Mr. W. Melville seconded and the motion was supported by Mr. Faithfull, who said that the reports could only remain in the tower secretaries’ hands. In his own case he did not know where all his members were, and it was impossible to meet, as the tower went up in smoke and they lost everything.
The Master opposed Mr. Pullinger’s motion. He thought the records of the Guild should be kept up and a report in an abridged form published every year, as it was in the last war. At that time he was hon. secretary of the Guild and they printed a pamphlet of a few pages with the balance sheet and the names of the secretaries of the towers. He thought for a wealthy society like theirs not to print a report would make them look very small.
Mr. Melville said the circumstances of the last war and of this were very different. In the last war the towers were still open and a meeting place for the ringers every Sunday. Now, they didn’t meet at all and they could not get the reports into the hands of the members.

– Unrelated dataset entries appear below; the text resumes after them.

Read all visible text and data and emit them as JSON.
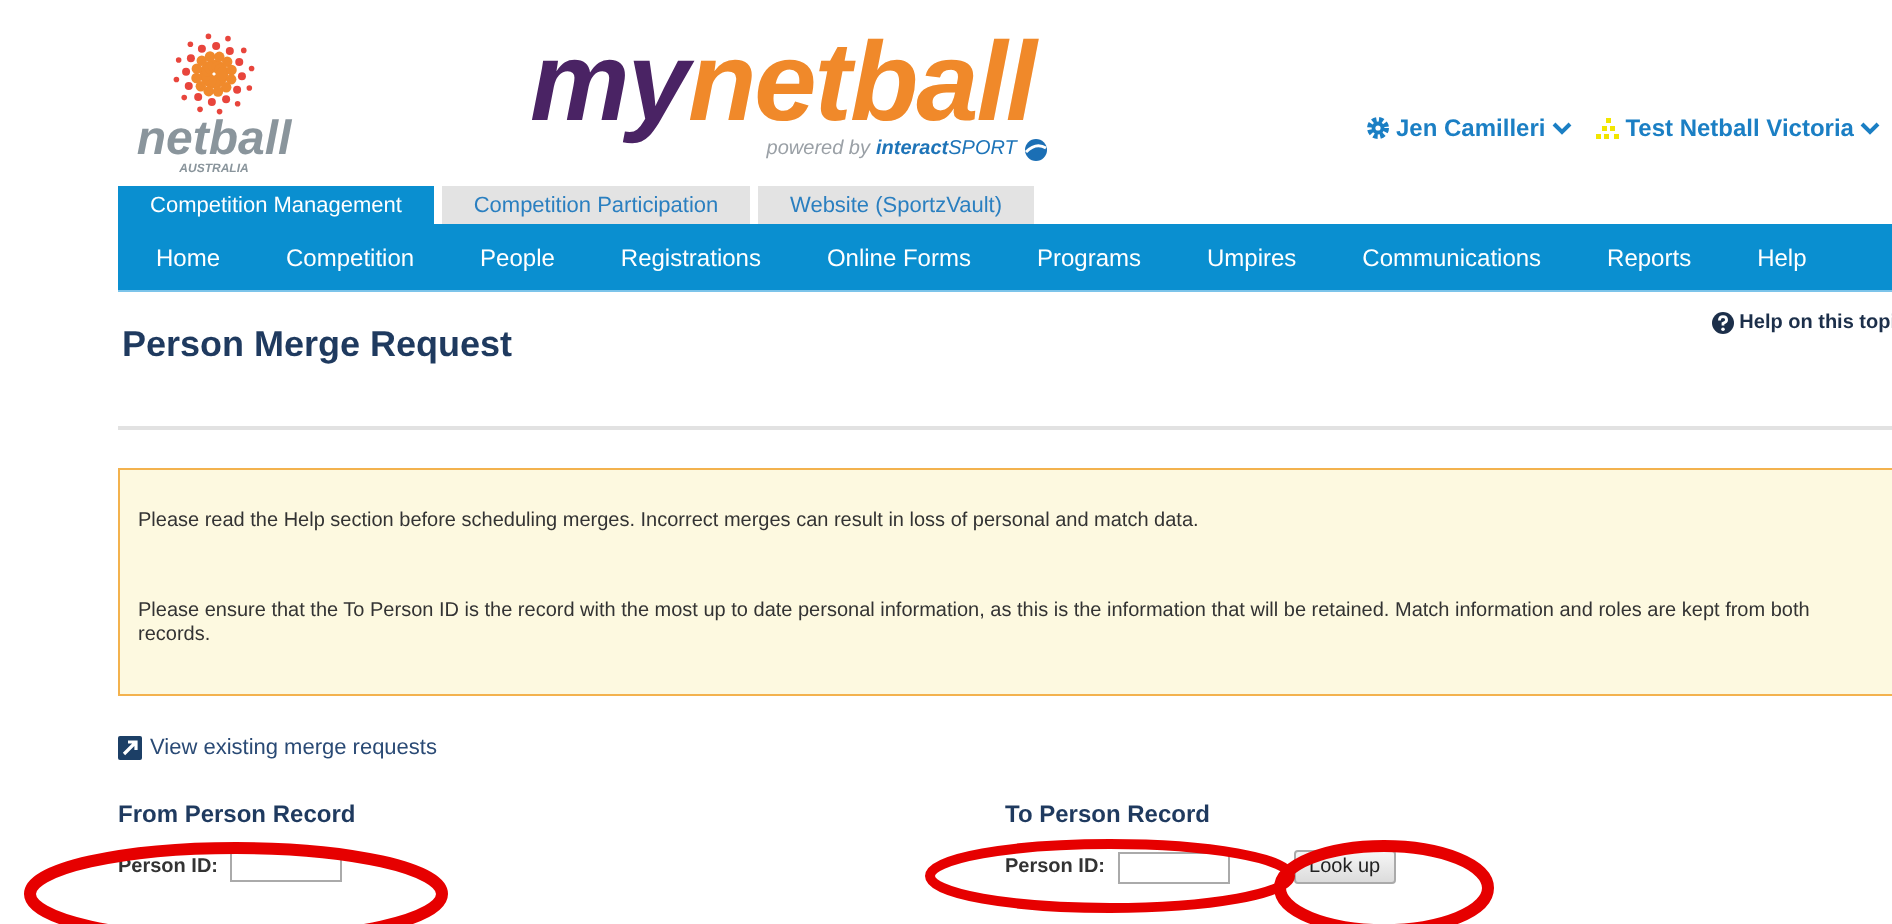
{
  "logo": {
    "brand": "netball",
    "sub": "AUSTRALIA"
  },
  "product": {
    "my": "my",
    "name": "netball",
    "powered": "powered by",
    "vendor": "interact",
    "vendor2": "SPORT"
  },
  "user_menu": [
    {
      "kind": "user",
      "label": "Jen Camilleri"
    },
    {
      "kind": "org",
      "label": "Test Netball Victoria"
    }
  ],
  "tabs": [
    {
      "label": "Competition Management",
      "selected": true
    },
    {
      "label": "Competition Participation",
      "selected": false
    },
    {
      "label": "Website (SportzVault)",
      "selected": false
    }
  ],
  "nav": [
    "Home",
    "Competition",
    "People",
    "Registrations",
    "Online Forms",
    "Programs",
    "Umpires",
    "Communications",
    "Reports",
    "Help"
  ],
  "page_title": "Person Merge Request",
  "help_link": "Help on this topi",
  "notice": [
    "Please read the Help section before scheduling merges. Incorrect merges can result in loss of personal and match data.",
    "Please ensure that the To Person ID is the record with the most up to date personal information, as this is the information that will be retained. Match information and roles are kept from both records."
  ],
  "existing_link": "View existing merge requests",
  "records": [
    {
      "heading": "From Person Record",
      "field_label": "Person ID:"
    },
    {
      "heading": "To Person Record",
      "field_label": "Person ID:",
      "button": "Look up"
    }
  ]
}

The Master said in his own tower (North Stoneham) they met nearly every Sunday, bells or no bells. It was true that many of them were young ringers, but they had handbell practice in most weeks. He hoped they would not let the reports lapse.
The Hon. Secretary said he sympathised with both sides. He did not want to see the reports dropped, but they had to realise that, perhaps, 75 per cent. would be left in tower secretaries’ hands and many would never reach the members.
The Hon. Treasurer supported the Master’s view. He thought there ought to be an annual report on their finances, especially for the hon. members. If they did not give them any report for four or five years they would begin to wonder where their money was going to. He thought they should try to keep in touch with their members, war or no war.
Mr. Pullinger, in replying to the discussion, said be was as anxious as anyone to keep things together, and he felt that if, as soon as peace came, the committee liked to go forward and publish a report it would be a start for them right away, and the reports would get into the hands of those whom they wanted to have them. He disagreed with the Master that they would ‘look small’ if they did not publish the report while the war was on. If they put the money into War Loan instead of spending it they would be looked upon as heroes. If they wished to do so they could have a typed copy of the accounts, and records placed in the hands of each district secretary. It would be an additional safeguard and the secretaries would have the documents to refer to at any time if necessary.
The motion was carried by 35 votes to 15.
Alfred Picknell, one of the Master’s young pupils at North Stoneham, was elected a member of the Guild.
This concluded the business, and tea was served in the meeting room.
Afterwards the members attended evensong in the Choir of the Cathedral at the spot where many Saxon kings were crowned. The hymns were ‘All people that on earth do dwell’ and ‘We love the place, O God.’ The preacher was Canon Brabant, who took for his text Numbers x., 7 and 8, and spoke of the religious and national uses of bells, their call to the people and the obligations of ringers.
Subsequently many of the ringers returned to the meeting room and indulged in handbell ringing, or watched it with interest.
The Ringing World No. 1590, September 12th, 1941, pages 439 and 441